The Reader (2008)

Starring: Kate Winslet, Ralph Fiennes, David Kross, Bruno Ganz

Directed by: Stephen Daldry

Rating: 1 2 3 4

Kate Winslet and David Kross in The Reader

Germany, 1958. A country still struggling to rebuild itself after the Second World War, burdened with unbearable guilt, shame, anger and suspicion over the events that took place under Hitler's regime. Fifteen-year-old Michael Berg (David Kross) embarks on an affair with an older woman, a tight-lipped but sensual bus conductress called Hanna (Kate Winslet). When they're not engaged in sexual athletics, schoolboy Michael reads to Hanna – everything from Homer to Hergé. Then one day, Hanna disappears, and the affair ends as unexpectedly as it began.

Fast forward eight years, and Michael is a law student. As part of his studies, he attends a high profile trial. In the dock is his ex-lover, charged with murdering over 300 people, whilst working as a prison guard at Auschwitz. And Michael knows something about Hanna that could change the whole direction of the trial – a secret which she herself would rather spend a lifetime in prison that divulge.

With his youthful optimism, ambitions and intelligence, Michael represents Germany's new hope for the future, a generation unblemished by the taint of war. But his lifelong entanglement with Hanna proves that you can never escape the legacy of a guilty past, nor ever truly lay it to rest either.

Yup, The Reader is not a cheery, mindless night out at the pictures. Instead, it's a thought-provoking, almost existential film that tackles all the biggies: law, morality, complicity, guilt, redemption and absolution, and the way that love can be buffeted helplessly between them all. True, it raises more questions than it (or any other film) could ever answer, but the fact that it poses them at all is laudable.

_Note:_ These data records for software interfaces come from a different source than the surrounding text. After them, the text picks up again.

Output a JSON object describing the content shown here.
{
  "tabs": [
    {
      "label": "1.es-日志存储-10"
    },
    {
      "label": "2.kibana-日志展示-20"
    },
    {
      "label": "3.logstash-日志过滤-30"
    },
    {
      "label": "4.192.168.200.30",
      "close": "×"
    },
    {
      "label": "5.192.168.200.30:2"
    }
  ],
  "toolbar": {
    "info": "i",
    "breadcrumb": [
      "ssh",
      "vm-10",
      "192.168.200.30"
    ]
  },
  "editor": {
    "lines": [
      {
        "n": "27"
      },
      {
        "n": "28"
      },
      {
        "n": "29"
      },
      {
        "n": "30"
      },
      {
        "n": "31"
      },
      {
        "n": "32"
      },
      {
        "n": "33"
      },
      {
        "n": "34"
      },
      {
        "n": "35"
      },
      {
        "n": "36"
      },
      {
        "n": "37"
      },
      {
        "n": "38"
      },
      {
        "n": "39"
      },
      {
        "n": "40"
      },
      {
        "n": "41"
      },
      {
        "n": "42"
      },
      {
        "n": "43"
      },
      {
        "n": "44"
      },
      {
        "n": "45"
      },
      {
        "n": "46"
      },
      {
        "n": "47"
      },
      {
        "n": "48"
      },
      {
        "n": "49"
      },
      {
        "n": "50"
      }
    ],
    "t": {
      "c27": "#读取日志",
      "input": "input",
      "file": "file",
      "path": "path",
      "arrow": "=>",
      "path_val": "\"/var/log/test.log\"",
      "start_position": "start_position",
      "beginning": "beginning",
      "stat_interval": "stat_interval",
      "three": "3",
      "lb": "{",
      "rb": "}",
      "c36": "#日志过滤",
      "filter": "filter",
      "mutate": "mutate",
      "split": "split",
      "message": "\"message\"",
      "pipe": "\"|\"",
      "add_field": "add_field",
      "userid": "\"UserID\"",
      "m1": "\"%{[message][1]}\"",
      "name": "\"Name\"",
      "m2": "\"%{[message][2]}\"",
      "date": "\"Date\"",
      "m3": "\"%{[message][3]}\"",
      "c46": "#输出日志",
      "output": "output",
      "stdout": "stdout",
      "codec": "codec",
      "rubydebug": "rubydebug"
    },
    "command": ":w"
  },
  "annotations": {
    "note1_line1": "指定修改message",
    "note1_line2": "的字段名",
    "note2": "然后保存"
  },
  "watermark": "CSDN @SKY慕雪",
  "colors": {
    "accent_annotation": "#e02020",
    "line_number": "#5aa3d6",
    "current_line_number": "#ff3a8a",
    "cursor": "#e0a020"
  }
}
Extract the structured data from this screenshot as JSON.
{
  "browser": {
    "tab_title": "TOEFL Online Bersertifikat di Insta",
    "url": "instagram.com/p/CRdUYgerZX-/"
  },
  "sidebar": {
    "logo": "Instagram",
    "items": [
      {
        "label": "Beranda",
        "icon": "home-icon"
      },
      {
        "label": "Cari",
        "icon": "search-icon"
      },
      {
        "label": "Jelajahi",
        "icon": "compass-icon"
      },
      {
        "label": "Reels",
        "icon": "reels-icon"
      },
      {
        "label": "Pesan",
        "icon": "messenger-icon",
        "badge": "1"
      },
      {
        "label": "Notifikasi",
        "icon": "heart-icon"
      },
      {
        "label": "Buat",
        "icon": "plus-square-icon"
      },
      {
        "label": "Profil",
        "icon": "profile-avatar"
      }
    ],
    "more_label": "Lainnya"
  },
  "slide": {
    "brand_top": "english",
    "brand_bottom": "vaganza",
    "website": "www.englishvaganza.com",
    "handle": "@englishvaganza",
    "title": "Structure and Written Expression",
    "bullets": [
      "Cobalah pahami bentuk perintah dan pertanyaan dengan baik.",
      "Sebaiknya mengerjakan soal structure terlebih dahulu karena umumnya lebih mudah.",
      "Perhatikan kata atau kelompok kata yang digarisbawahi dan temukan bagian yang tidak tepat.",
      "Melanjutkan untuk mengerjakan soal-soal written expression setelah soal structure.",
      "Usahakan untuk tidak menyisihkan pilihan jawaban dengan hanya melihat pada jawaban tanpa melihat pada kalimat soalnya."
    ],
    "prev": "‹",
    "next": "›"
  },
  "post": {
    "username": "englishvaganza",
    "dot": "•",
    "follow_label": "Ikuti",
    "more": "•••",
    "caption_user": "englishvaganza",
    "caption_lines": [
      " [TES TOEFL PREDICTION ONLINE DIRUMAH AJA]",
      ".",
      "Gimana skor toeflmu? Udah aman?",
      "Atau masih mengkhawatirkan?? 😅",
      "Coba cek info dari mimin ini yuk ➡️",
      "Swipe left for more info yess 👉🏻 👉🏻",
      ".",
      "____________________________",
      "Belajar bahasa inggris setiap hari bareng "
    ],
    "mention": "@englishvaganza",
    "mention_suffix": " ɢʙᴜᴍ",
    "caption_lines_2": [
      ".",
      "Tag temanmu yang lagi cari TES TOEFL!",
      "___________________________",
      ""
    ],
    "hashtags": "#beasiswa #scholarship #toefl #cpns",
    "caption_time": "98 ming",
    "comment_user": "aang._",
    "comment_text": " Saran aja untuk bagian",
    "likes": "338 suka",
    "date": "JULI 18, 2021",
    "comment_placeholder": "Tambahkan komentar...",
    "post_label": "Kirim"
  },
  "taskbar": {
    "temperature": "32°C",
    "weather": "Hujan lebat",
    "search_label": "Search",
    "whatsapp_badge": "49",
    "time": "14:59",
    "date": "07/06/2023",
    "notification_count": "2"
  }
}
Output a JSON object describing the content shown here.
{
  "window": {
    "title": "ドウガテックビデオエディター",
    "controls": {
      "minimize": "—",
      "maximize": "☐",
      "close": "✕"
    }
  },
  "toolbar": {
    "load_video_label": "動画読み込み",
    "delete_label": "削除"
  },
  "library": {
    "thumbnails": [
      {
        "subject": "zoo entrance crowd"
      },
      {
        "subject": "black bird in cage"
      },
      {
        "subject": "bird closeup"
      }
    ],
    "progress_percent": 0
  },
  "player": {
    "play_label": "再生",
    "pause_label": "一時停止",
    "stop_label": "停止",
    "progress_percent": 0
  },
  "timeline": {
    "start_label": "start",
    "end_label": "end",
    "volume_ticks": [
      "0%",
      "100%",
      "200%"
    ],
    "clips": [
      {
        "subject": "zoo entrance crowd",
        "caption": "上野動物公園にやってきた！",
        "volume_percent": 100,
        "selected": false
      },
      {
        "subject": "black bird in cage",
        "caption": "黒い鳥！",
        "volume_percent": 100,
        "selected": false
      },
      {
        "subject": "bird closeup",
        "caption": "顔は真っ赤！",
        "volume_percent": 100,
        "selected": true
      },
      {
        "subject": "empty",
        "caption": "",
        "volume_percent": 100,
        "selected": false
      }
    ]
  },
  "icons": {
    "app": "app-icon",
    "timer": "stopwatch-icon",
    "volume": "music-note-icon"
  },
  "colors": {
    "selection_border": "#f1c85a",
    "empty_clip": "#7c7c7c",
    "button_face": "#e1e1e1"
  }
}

However, the stiff upper lifts of its central protagonists, Winslet and Ralph Fiennes (who plays Michael as an adult) and its (admittedly admirable) refusal to spell everything out in a monotonous voiceover, do prevent us from ever getting too emotionally involved. Instead, we're invited to view the unfolding events almost dispassionately, and to ask ourselves uncomfortable questions too. What would we have done in Hanna's place? It's not something we really want to think about too deeply.

Kate Winslet's performance as the clumpy, frumpy Hanna is superb, and with all that ugly prosthetic ageing make-up, she's a shoe-in for an Oscar. Ralph Fiennes, surely the king of repressed emotions, is on his usual elegant, understatedly brilliant form, while German newcomer David Kross is also excellent and utterly credible as his younger self (even if he does look rather more like David Walliams than the austere, chisel-featured Fiennes).

What with Defiance and Valkyrie jostling at the box office, not to mention last year's The Boy in the Striped Pyjamas (which suddenly seems like Spielberg schmaltz when compared to The Reader's restrained intellectualism), it seems as if films set in Germany during or after the war have never been more popular. And, absorbing and at times shocking, The Reader is a worthy and worthwhile addition to the canon.

  • Share on Tumblr